enough entries, to cover both cases. Maybe re-arm MSAHCI
and MSIDE or something, so that if you screw up on the next
boot and don't alter the storage setting in the BIOS in time,
the system will come right back up. Re-arm varies slightly
from one OS version to another - I look that up when I need it.
Both the AHCI and the IDE driver may have TRIM, so you might
not need to change from one to the other. In an Administrator
Command Prompt you could check. What this one does, is check
that the OS is set to send TRIM commands, not that the driver
level actually has TRIM
fsutil behavior query DisableDeleteNotify
--> DisableDeleteNotify = 0 # TRIM is enabled
--> DisableDeleteNotify = 1 # TRIM is disabled
OS ---- disableDeleteNotify? ---- Driver TRIM passthru? ---> drive_gets_TRIMMED
There are also some programs (like SSD toolkits) that can
functionally check that TRIM is actually working under
test conditions. There are a number of tools (i.e. some
amateur programming projects) for actually verifying
it is working. TRIM helps the drive keep track of which
clusters are re-usable. The drive would work without it,
but there would be less slack space for optimization
and packing when the drive is idle.
The drive should have megabyte alignment for partitions,
as flash blocks are on power_of_two boundaries, whereas
the virtual geometry of MSDOS partitioned drives is at
multiples of 63 (bad for Flash). The Windows 7 installer
DVD makes this choice without your help. I did have a case
where I got a bit too clever, and formatted something in
WinXP before installing Win7, and the drive actually ended
up mis-aligned. And then I had great fun fixing it. I
used Macrium Reflect Free, and it has a dialog for setting
the alignment on a restore. Generally, you have nothing
to worry about, if you just booted the Win7 DVD while
a brand new drive is present and let Win7 make the choices
instead of forcing them like I was.
You can use Macrium to clone from one SSD to another if
you want. A re-install can correct a lot of sins, but

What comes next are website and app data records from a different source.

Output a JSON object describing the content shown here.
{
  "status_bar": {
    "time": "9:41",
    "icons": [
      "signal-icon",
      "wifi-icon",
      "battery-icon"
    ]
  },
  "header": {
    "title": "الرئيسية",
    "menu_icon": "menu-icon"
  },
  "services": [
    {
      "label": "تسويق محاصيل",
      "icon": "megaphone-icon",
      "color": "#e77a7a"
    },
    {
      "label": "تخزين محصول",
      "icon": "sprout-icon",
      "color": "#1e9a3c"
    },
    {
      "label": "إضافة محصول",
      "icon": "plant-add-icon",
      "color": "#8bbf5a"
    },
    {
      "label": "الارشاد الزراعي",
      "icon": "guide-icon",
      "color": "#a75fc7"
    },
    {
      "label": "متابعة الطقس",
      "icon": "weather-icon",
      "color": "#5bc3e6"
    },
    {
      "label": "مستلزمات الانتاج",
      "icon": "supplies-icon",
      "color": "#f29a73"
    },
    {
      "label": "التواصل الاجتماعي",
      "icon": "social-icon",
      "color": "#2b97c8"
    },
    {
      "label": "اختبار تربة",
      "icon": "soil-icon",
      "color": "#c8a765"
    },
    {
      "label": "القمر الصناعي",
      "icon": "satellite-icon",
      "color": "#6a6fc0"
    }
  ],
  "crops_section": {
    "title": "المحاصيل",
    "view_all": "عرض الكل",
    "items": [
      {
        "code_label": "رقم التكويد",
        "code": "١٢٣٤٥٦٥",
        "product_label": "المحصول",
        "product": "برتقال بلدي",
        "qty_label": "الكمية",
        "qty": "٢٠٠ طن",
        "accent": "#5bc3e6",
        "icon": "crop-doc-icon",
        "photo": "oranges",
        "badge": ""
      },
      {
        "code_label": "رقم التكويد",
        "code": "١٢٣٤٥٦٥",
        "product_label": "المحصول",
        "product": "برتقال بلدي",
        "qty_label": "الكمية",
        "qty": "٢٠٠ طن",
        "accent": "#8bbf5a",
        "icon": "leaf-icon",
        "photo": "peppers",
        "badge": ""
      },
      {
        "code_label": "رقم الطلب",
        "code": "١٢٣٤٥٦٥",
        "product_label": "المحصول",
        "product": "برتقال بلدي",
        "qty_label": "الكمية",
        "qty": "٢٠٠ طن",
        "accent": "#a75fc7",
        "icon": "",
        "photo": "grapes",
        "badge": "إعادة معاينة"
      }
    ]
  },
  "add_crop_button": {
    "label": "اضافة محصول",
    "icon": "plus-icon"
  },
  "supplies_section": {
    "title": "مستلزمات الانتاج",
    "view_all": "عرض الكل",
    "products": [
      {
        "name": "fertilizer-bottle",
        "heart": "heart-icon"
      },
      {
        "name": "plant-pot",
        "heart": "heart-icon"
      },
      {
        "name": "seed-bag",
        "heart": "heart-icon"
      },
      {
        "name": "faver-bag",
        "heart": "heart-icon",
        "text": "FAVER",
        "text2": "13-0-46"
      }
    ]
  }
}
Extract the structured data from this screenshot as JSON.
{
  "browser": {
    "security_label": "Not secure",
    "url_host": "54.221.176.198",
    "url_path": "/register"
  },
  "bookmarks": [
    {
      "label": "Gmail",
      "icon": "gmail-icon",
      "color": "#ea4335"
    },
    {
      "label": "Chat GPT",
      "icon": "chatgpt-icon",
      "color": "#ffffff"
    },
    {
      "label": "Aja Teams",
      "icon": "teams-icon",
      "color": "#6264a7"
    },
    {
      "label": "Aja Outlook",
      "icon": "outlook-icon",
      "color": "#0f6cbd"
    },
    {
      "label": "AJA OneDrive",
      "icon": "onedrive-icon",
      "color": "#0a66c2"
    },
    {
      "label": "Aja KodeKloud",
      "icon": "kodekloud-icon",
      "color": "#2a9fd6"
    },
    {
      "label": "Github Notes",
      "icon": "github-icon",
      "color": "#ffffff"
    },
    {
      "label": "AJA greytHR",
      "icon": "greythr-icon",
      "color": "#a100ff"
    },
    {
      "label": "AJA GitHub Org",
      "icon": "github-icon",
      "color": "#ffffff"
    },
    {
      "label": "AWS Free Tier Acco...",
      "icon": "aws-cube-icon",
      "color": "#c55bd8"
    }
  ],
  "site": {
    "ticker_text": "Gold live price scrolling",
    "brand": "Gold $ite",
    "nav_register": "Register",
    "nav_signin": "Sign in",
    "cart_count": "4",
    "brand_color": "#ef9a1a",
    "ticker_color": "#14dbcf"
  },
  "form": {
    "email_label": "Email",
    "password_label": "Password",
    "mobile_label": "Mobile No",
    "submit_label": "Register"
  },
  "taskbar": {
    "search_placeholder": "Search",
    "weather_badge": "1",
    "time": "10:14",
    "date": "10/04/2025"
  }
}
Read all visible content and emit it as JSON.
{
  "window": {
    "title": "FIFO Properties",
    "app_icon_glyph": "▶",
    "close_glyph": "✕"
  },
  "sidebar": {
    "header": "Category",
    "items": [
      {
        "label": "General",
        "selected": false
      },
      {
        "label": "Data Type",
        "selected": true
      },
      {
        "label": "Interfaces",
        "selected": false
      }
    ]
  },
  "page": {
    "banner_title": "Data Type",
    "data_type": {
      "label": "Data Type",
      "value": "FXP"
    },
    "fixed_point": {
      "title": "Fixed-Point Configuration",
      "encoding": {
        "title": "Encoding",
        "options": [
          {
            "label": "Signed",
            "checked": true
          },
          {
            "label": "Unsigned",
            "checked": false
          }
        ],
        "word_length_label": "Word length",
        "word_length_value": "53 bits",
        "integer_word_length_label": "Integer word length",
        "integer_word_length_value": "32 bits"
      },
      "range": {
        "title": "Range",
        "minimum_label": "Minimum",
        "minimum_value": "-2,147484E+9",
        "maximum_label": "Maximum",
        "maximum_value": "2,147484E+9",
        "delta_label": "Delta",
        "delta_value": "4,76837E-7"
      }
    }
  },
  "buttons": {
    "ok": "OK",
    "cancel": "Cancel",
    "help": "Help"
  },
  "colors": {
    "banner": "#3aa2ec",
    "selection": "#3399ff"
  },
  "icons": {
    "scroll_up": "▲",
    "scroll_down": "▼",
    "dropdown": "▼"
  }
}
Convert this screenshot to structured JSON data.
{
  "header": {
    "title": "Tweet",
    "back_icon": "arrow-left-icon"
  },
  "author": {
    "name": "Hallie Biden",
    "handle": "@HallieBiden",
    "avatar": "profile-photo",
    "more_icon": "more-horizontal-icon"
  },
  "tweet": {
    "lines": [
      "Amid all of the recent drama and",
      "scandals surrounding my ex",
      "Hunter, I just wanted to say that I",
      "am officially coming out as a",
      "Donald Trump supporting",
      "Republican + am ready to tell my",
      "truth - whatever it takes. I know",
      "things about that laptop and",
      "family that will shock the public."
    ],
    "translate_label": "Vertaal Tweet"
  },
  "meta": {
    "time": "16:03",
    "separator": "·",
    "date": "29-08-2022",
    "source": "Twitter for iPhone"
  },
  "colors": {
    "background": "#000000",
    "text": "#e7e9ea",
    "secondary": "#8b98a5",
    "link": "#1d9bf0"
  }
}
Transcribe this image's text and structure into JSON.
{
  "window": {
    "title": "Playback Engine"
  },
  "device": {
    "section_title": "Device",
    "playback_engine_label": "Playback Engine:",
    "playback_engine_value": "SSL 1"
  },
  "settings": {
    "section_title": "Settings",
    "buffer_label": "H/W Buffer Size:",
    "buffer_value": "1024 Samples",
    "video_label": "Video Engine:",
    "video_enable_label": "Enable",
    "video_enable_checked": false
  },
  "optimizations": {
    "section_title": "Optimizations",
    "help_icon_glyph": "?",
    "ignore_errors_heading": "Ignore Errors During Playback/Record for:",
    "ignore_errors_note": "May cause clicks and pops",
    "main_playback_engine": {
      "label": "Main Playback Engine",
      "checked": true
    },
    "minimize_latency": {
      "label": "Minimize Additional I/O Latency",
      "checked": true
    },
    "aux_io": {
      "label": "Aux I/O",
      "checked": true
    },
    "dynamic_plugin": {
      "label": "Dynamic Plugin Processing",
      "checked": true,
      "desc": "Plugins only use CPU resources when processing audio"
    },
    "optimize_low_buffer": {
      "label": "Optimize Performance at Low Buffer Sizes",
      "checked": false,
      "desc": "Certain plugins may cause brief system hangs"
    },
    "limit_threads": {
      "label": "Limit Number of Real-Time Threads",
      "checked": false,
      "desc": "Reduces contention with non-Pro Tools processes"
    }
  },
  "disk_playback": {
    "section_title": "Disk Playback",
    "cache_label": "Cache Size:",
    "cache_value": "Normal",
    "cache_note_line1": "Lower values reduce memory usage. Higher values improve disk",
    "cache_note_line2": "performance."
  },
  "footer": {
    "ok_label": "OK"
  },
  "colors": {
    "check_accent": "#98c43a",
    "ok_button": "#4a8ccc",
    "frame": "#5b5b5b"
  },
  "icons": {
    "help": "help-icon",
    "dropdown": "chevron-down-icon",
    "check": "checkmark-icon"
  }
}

you also have the option of fixing everything the hard
way. During a Macrium Reflect Free clone, you can re-align
to megabyte boundaries if you want.
Some drives don't even have TRIM, and have their own
internal heuristics for keeping track. And some SSD
toolkits have a "re-trim" operation, to do a bulk passing
of info about the file system(s) to the SSD. You can
apparently blast the drive with a ton of TRIM commands,
but it can be a struggle for the drive to keep up.
Regarding the "clean install will take care of all the weird things",
you'd want to set the BIOS SATA port setting to the desired
value (like AHCI if you want), just before booting the Win7
installer DVD, as then when selecting a driver it's going
to have the AHCI one as the final choice. In effect, the
OS installation has all the drivers re-armed, before the
first functional boot. Once a driver choice is made by the
bootup process, the re-arm bits are adjusted so that no time
is wasted on subsequent boots, choosing a driver. If you want
to change modes, then you have to manually fix the Registry
settings to make it possible on the next boot.